“A technological and economically developed world which does not leave in its wake a better world and an integrally higher quality of life one can not be considered progress.” Pope Francis

Moving so laser-net fast across a myriad of smart and mobile platforms, relating to one another in our physical world behind virtual screens, playing war games in violent alternate realities that skew our perceptions of reality itself, constructing modern life into sky cities so distant from our indigenous earthen roots, rocketing off planet to explore new stars when the one we inhabit– already uniquely supports the narrow requirements of life, manufacturing even more stuff for transient human use from minerals now mined on meteors, knitting global economies together so deep and so intimate, yet paper-thin…we risk having viscerally, virtually, vitally unplugged from the life force of planet earth. And this is our home!
There is no other place in the infinitely vast star-studded space that we’ve yet found, traveling to distant galaxies 120 light years away, that is close enough or comfortable enough for us to realistically consider colonizing today or tomorrow. There is no Plan B here and now for inhabiting any other planet anywhere else in the universe. There is no Second Earth. Thus, it is imperative to our survival as the Homo sapiens species to pause for moment from our artificially intelligent future and take time to also craft a naturally intelligent narrative that strengthens the Human+Nature+Human bond alongside the Human+Machine.

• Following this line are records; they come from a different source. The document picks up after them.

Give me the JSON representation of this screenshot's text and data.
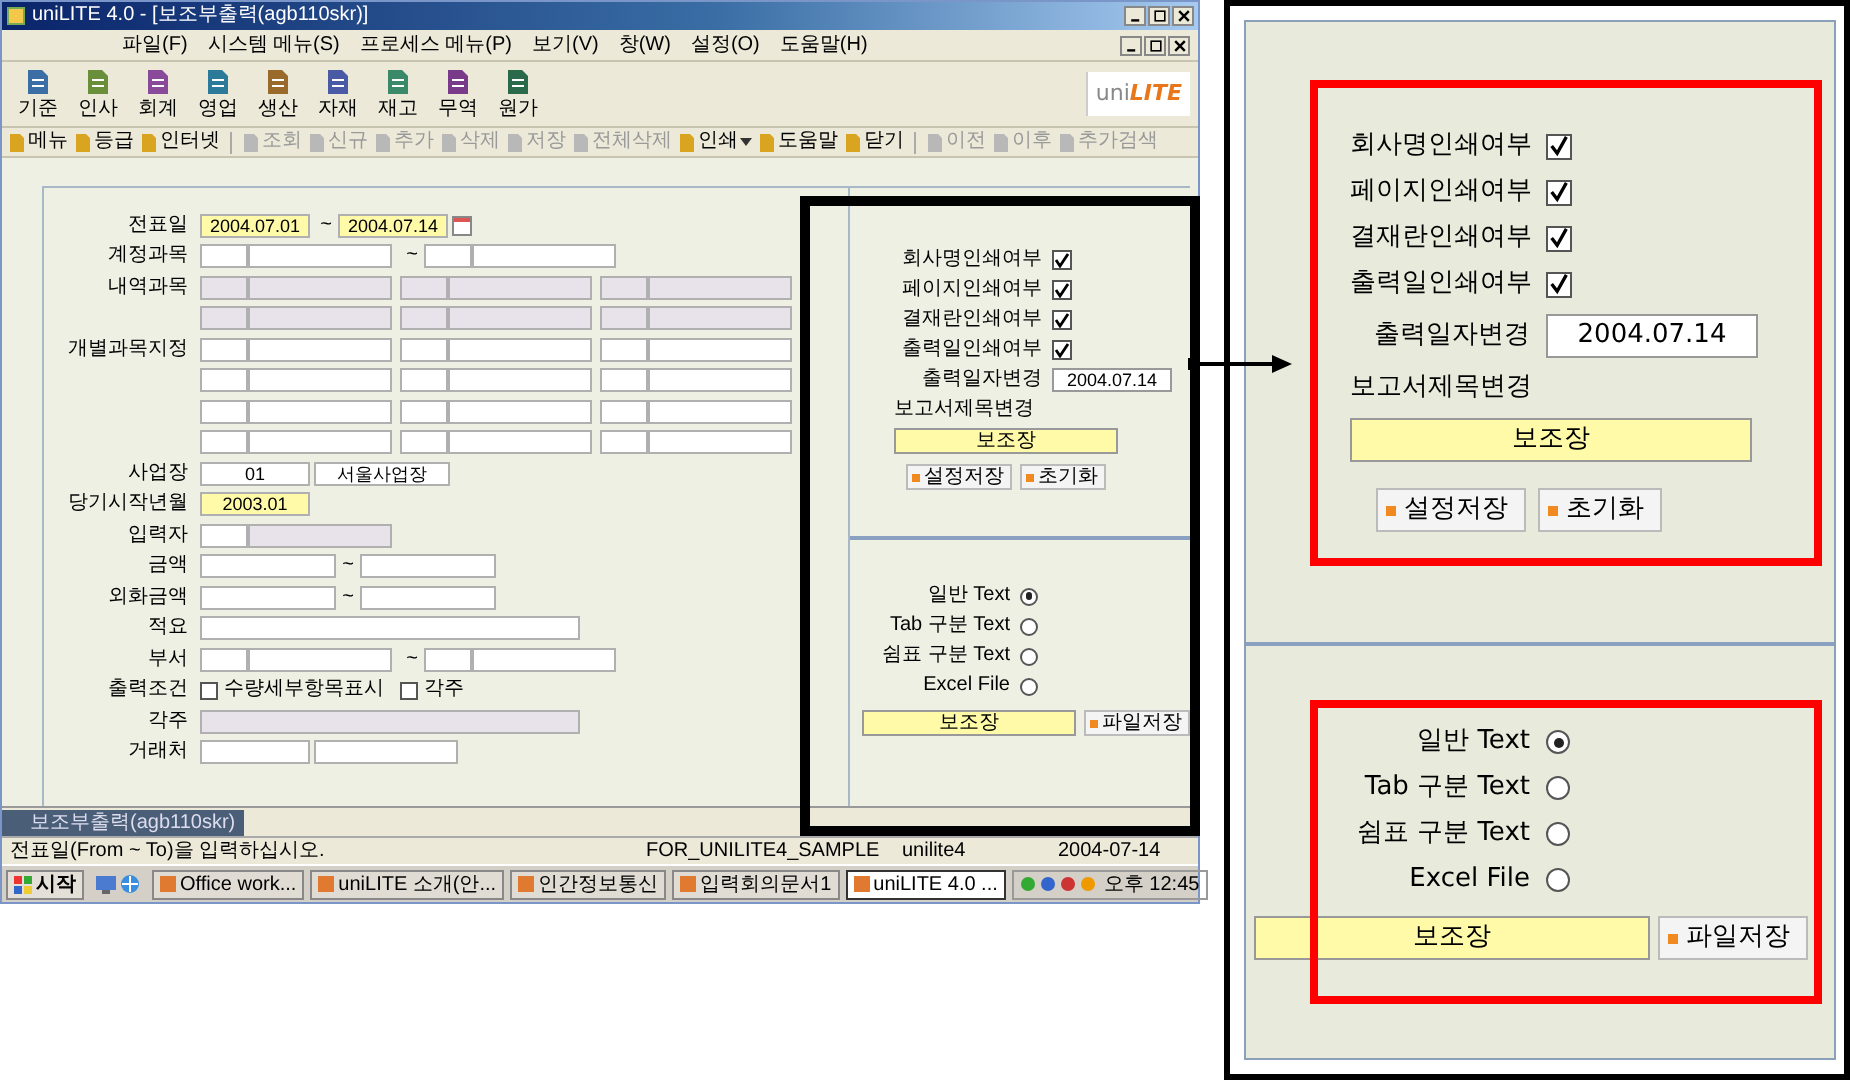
{
  "app_window": {
    "title": "uniLITE 4.0 - [보조부출력(agb110skr)]",
    "menu": [
      "파일(F)",
      "시스템 메뉴(S)",
      "프로세스 메뉴(P)",
      "보기(V)",
      "창(W)",
      "설정(O)",
      "도움말(H)"
    ],
    "modules": [
      "기준",
      "인사",
      "회계",
      "영업",
      "생산",
      "자재",
      "재고",
      "무역",
      "원가"
    ],
    "logo": [
      "uni",
      "LITE"
    ],
    "toolbar": [
      {
        "kind": "button",
        "label": "메뉴",
        "disabled": false
      },
      {
        "kind": "button",
        "label": "등급",
        "disabled": false
      },
      {
        "kind": "button",
        "label": "인터넷",
        "disabled": false
      },
      {
        "kind": "separator"
      },
      {
        "kind": "button",
        "label": "조회",
        "disabled": true
      },
      {
        "kind": "button",
        "label": "신규",
        "disabled": true
      },
      {
        "kind": "button",
        "label": "추가",
        "disabled": true
      },
      {
        "kind": "button",
        "label": "삭제",
        "disabled": true
      },
      {
        "kind": "button",
        "label": "저장",
        "disabled": true
      },
      {
        "kind": "button",
        "label": "전체삭제",
        "disabled": true
      },
      {
        "kind": "dropdown",
        "label": "인쇄",
        "disabled": false
      },
      {
        "kind": "button",
        "label": "도움말",
        "disabled": false
      },
      {
        "kind": "button",
        "label": "닫기",
        "disabled": false
      },
      {
        "kind": "separator"
      },
      {
        "kind": "button",
        "label": "이전",
        "disabled": true
      },
      {
        "kind": "button",
        "label": "이후",
        "disabled": true
      },
      {
        "kind": "button",
        "label": "추가검색",
        "disabled": true
      }
    ],
    "form": {
      "rows": [
        {
          "label": "전표일",
          "items": [
            {
              "kind": "date",
              "value": "2004.07.01",
              "required": true
            },
            {
              "kind": "sep",
              "text": "~"
            },
            {
              "kind": "date",
              "value": "2004.07.14",
              "required": true
            },
            {
              "kind": "calendar"
            }
          ]
        },
        {
          "label": "계정과목",
          "items": [
            {
              "kind": "code"
            },
            {
              "kind": "name"
            },
            {
              "kind": "sep",
              "text": "~"
            },
            {
              "kind": "code"
            },
            {
              "kind": "name"
            }
          ]
        },
        {
          "label": "내역과목",
          "items": [
            {
              "kind": "code",
              "disabled": true
            },
            {
              "kind": "name",
              "disabled": true
            },
            {
              "kind": "code",
              "disabled": true
            },
            {
              "kind": "name",
              "disabled": true
            },
            {
              "kind": "code",
              "disabled": true
            },
            {
              "kind": "name",
              "disabled": true
            }
          ]
        },
        {
          "items": [
            {
              "kind": "code",
              "disabled": true
            },
            {
              "kind": "name",
              "disabled": true
            },
            {
              "kind": "code",
              "disabled": true
            },
            {
              "kind": "name",
              "disabled": true
            },
            {
              "kind": "code",
              "disabled": true
            },
            {
              "kind": "name",
              "disabled": true
            }
          ]
        },
        {
          "label": "개별과목지정",
          "items": [
            {
              "kind": "code"
            },
            {
              "kind": "name"
            },
            {
              "kind": "code"
            },
            {
              "kind": "name"
            },
            {
              "kind": "code"
            },
            {
              "kind": "name"
            }
          ]
        },
        {
          "items": [
            {
              "kind": "code"
            },
            {
              "kind": "name"
            },
            {
              "kind": "code"
            },
            {
              "kind": "name"
            },
            {
              "kind": "code"
            },
            {
              "kind": "name"
            }
          ]
        },
        {
          "items": [
            {
              "kind": "code"
            },
            {
              "kind": "name"
            },
            {
              "kind": "code"
            },
            {
              "kind": "name"
            },
            {
              "kind": "code"
            },
            {
              "kind": "name"
            }
          ]
        },
        {
          "items": [
            {
              "kind": "code"
            },
            {
              "kind": "name"
            },
            {
              "kind": "code"
            },
            {
              "kind": "name"
            },
            {
              "kind": "code"
            },
            {
              "kind": "name"
            }
          ]
        },
        {
          "label": "사업장",
          "items": [
            {
              "kind": "date",
              "value": "01"
            },
            {
              "kind": "amount",
              "value": "서울사업장"
            }
          ]
        },
        {
          "label": "당기시작년월",
          "items": [
            {
              "kind": "date",
              "value": "2003.01",
              "required": true
            }
          ]
        },
        {
          "label": "입력자",
          "items": [
            {
              "kind": "code"
            },
            {
              "kind": "name",
              "disabled": true
            }
          ]
        },
        {
          "label": "금액",
          "items": [
            {
              "kind": "amount"
            },
            {
              "kind": "sep",
              "text": "~"
            },
            {
              "kind": "amount"
            }
          ]
        },
        {
          "label": "외화금액",
          "items": [
            {
              "kind": "amount"
            },
            {
              "kind": "sep",
              "text": "~"
            },
            {
              "kind": "amount"
            }
          ]
        },
        {
          "label": "적요",
          "items": [
            {
              "kind": "wide"
            }
          ]
        },
        {
          "label": "부서",
          "items": [
            {
              "kind": "code"
            },
            {
              "kind": "name"
            },
            {
              "kind": "sep",
              "text": "~"
            },
            {
              "kind": "code"
            },
            {
              "kind": "name"
            }
          ]
        },
        {
          "label": "출력조건",
          "items": [
            {
              "kind": "check",
              "text": "수량세부항목표시",
              "checked": false
            },
            {
              "kind": "check",
              "text": "각주",
              "checked": false
            }
          ]
        },
        {
          "label": "각주",
          "items": [
            {
              "kind": "wide",
              "disabled": true
            }
          ]
        },
        {
          "label": "거래처",
          "items": [
            {
              "kind": "date"
            },
            {
              "kind": "name"
            }
          ]
        }
      ]
    },
    "print_options": {
      "checks": [
        {
          "label": "회사명인쇄여부",
          "checked": true
        },
        {
          "label": "페이지인쇄여부",
          "checked": true
        },
        {
          "label": "결재란인쇄여부",
          "checked": true
        },
        {
          "label": "출력일인쇄여부",
          "checked": true
        }
      ],
      "date_label": "출력일자변경",
      "date_value": "2004.07.14",
      "title_label": "보고서제목변경",
      "title_value": "보조장",
      "buttons": [
        "설정저장",
        "초기화"
      ]
    },
    "export_options": {
      "formats": [
        {
          "label": "일반 Text",
          "selected": true
        },
        {
          "label": "Tab 구분 Text",
          "selected": false
        },
        {
          "label": "쉼표 구분 Text",
          "selected": false
        },
        {
          "label": "Excel File",
          "selected": false
        }
      ],
      "file_value": "보조장",
      "button": "파일저장"
    },
    "document_tab": "보조부출력(agb110skr)",
    "status_bar": [
      "전표일(From ~ To)을 입력하십시오.",
      "FOR_UNILITE4_SAMPLE",
      "unilite4",
      "2004-07-14"
    ]
  },
  "taskbar": {
    "start": "시작",
    "items": [
      {
        "label": "Office work...",
        "selected": false
      },
      {
        "label": "uniLITE 소개(안...",
        "selected": false
      },
      {
        "label": "인간정보통신",
        "selected": false
      },
      {
        "label": "입력회의문서1",
        "selected": false
      },
      {
        "label": "uniLITE 4.0 ...",
        "selected": true
      }
    ],
    "clock": "오후 12:45"
  },
  "callout": {
    "print_options": {
      "checks": [
        {
          "label": "회사명인쇄여부",
          "checked": true
        },
        {
          "label": "페이지인쇄여부",
          "checked": true
        },
        {
          "label": "결재란인쇄여부",
          "checked": true
        },
        {
          "label": "출력일인쇄여부",
          "checked": true
        }
      ],
      "date_label": "출력일자변경",
      "date_value": "2004.07.14",
      "title_label": "보고서제목변경",
      "title_value": "보조장",
      "buttons": [
        "설정저장",
        "초기화"
      ]
    },
    "export_options": {
      "formats": [
        {
          "label": "일반 Text",
          "selected": true
        },
        {
          "label": "Tab 구분 Text",
          "selected": false
        },
        {
          "label": "쉼표 구분 Text",
          "selected": false
        },
        {
          "label": "Excel File",
          "selected": false
        }
      ],
      "file_value": "보조장",
      "button": "파일저장"
    }
  }
}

  • Catherine Cunningham, PhD

    Mission Possible: Awaken Natural Intelligence in Our World

    Natural Intelligence

    Dr. Catherine Cunningham, PhD is an ecologist, anthropologist, writer, filmmaker, and media host producing films, interactive experiences, and online multimedia for international clients who are focused on positive economic, social, and environmental win-win-win solutions to global conservation and climate change.

    Catherine has travelled, written, photographed, and filmed in 70 countries, producing creative films and music videos in support the UN Global Goals and the human+nature planetary health narrative. Visit Natural Intelligence.com to see where her work has premiered internationally. Over 20 years, she has interviewed hundreds of global thought leaders to promote sustainable solutions to climate change and conservation in creative ways. Catherine has written numerous articles on climate change, nature, and regeneration. She’s currently writing two books: “Naturally Intelligent by Design” — a fine art science and culture book for families and “Natural Intelligence”— a guidebook for well-navigating a post COVID-19 world by following nature’s principles. Partnering with Eurovision News and Events, Catherine is also an independent media host— producing content on nature, climate, and regeneration; syndicated globally by EuroVision’s News Direct. She is a regular contributor to Thrive Global and Medium. She currently produces communications for the Prince Albert II Foundation and participates in programming @ the World Economic Forum on Climate Change, Nature, and Biodiversity. As an university educator, Catherine taught undergraduate and masters courses in corporate sustainability communications at Arizona State University; global sustainability at Chapman University; biology, ecology, botany, and environmental science at Denver State College and Front Range College. In 2016, she designed one of the first university courses on the 17 Sustainable Development Goals (also online), contributing to youth action on the UN Global Goals. She also created a post-graduate program with UNESCO on the MAB (Man the Biosphere) reserves. Catherine earned her PhD in Ecosystem Science at ETHZ in Switzerland, studying climate impacts on mountain ecosystems. She holds a Bachelor of Science degree in Cultural Anthropology and International Peace Studies from the University of Notre Dame and a Masters degree from Utah State in Ecology. Catherine speaks fluent English and conversational Italian. She loves creative collaboration, media production, mountaineering, outdoor sports, yoga, wellness, and travel.